  • (p) “Miscellaneous”: Among other things, the vehicle is inspected, weighed, and recertified by [the wheelchair minivan conversion manufacturer]. [10]

III. Discussion

Upon careful review of AutoAbility’s manufacturing processes in consultation with FTA engineers, I find that AutoAbility’s processes meet the final assembly requirement for rolling stock under 49 C.F.R. § 661.11(a) and (r). In two separate June 28, 2013 letters of interpretation, FTA found Braun and ElDorado’s conversion and manufacturing activities sufficient to meet final assembly for Buy America purposes, as discussed supra. Braun and ElDorado’s described activities are similar, if not the same, as the activities within AutoAbility’s scope of work.
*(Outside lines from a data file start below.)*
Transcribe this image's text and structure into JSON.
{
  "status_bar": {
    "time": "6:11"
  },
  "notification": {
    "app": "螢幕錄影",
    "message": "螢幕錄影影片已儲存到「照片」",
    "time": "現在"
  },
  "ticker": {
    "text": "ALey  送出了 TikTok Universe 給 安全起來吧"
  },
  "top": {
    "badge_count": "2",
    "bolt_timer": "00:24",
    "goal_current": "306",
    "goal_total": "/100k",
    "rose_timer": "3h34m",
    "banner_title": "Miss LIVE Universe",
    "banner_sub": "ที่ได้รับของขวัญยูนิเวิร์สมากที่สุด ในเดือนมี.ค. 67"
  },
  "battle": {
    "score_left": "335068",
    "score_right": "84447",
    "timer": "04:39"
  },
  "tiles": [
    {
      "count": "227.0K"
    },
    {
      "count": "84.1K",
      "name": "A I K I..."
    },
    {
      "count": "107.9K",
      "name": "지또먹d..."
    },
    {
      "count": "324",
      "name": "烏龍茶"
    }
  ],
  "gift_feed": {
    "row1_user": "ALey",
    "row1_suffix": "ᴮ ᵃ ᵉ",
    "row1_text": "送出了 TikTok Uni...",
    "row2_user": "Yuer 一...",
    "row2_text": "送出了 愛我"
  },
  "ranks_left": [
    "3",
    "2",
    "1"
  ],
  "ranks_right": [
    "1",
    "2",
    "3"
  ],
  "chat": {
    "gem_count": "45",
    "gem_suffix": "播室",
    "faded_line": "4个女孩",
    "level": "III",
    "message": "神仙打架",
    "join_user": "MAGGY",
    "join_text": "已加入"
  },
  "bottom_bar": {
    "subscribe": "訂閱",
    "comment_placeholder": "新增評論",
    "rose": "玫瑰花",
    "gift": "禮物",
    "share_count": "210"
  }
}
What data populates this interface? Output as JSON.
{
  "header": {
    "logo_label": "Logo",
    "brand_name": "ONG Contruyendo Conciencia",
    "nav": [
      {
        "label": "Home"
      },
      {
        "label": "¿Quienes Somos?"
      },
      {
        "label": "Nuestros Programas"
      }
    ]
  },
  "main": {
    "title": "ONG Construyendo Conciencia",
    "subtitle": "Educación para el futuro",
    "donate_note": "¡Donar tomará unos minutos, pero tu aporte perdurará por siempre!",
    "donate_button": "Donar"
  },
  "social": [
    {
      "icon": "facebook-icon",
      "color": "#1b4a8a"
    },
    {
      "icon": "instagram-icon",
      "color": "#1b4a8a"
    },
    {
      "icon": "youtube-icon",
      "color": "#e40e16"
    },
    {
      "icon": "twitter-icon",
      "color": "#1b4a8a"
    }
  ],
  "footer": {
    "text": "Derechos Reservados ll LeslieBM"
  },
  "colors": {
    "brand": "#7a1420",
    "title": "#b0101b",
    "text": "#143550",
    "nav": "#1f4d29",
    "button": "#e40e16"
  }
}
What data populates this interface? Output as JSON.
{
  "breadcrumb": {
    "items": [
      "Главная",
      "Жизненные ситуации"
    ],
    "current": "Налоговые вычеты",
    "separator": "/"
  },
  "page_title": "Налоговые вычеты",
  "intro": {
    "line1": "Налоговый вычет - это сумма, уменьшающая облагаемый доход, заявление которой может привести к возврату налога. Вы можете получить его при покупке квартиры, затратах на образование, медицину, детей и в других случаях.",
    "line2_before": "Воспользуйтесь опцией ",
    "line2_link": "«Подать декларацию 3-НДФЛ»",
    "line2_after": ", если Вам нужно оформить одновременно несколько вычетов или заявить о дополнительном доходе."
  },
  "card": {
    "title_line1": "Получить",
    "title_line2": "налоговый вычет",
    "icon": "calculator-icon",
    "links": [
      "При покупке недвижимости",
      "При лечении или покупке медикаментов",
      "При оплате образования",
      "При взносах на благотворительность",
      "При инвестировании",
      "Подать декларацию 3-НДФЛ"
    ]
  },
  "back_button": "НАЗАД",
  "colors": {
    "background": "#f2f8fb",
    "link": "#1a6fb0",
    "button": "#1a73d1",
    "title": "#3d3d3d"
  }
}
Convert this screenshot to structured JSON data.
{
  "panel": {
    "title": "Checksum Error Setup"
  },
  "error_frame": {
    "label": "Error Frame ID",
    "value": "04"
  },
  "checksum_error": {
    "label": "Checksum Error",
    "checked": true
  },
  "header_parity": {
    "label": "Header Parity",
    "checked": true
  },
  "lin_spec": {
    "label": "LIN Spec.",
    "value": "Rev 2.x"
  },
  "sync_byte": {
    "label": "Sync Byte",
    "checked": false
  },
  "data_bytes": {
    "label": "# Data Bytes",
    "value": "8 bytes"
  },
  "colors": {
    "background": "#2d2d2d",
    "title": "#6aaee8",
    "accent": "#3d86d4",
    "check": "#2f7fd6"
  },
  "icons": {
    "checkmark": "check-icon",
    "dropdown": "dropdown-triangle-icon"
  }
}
AutoAbility makes substantial changes to the interior and exterior of the minivan, including, among other things, the fuel system, exhaust system, body, doors, floors, and wiring. The result of these manufacturing activities is a significantly different product from the Chrysler and Dodge minivans, which requires that AutoAbility certify as the final stage manufacturer. Therefore, AutoAbility is responsible for inspecting, testing, and certifying that the vehicle meets certain FMVSS provisions and NHTSA regulations. In addition, it provides a limited manufacturer’s warranty for its product. Therefore, AutoAbility’s activities in the United States are sufficient to rise to the level of final assembly for minivans that are converted for wheelchair accessibility.

IV. Conclusion

Based upon the foregoing, I find that AutoAbility’s manufacturing activities meet the minimum final assembly requirements under 49 C.F.R. § 661.11. This decision is limited solely to minivans that are converted for wheelchair accessibility by AutoAbility, as the final processes are described in this memorandum. Deviation from these described processes may result in a different conclusion.

If you have any questions, please contact Mary J. Lee at (202) 366-0985 or


Dana C. Nifosi
Deputy Chief Counsel

[1]. 75 Fed. Reg. 35,123.

[2]. 77 Fed. Reg. 71,673.

[3]. FTA received this information on or about October 22, 2013, once the furloughed employees returned to work.

[4]. 49 U.S.C. § 5323(j)(2)(C); 49 C.F.R. § 661.11(a).

[5]. 49 C.F.R. § 661.11(r).

[6]. See also 49 C.F.R. § 611.11 app. D, para. b.

[7]. FTA Dear Colleague Letter, March 18, 1997; 49 C.F.R. § 661.11 app. D, para. c.

[8]. 49 C.F.R. § 661.11 app. D, para. c.

[9]. See, e.g., 49 C.F.R. § 611.11 app. D.

[10]. Memorandum from Dorval R. Carter, Jr., Chief Counsel, FTA, on the determination as to whether the process by which the Braun Corporation converts incomplete Chrysler minivans into Braun Entervans satisfies FTA’s Buy America requirements for final assembly to Peter M. Rogoff, Administrator, FTA 2-3 (June 28, 2013); see also Memorandum from Dorval R. Carter, Jr., Chief Counsel, FTA, on the determination as to whether the process by which ElDorado National-Kansas converts incomplete Chrysler and Dodge minivans into Eldorado Amerivans satisfies FTA’s Buy America requirements for final assembly to Peter M. Rogoff, Administrator, FTA 2-3 (June 28, 2013).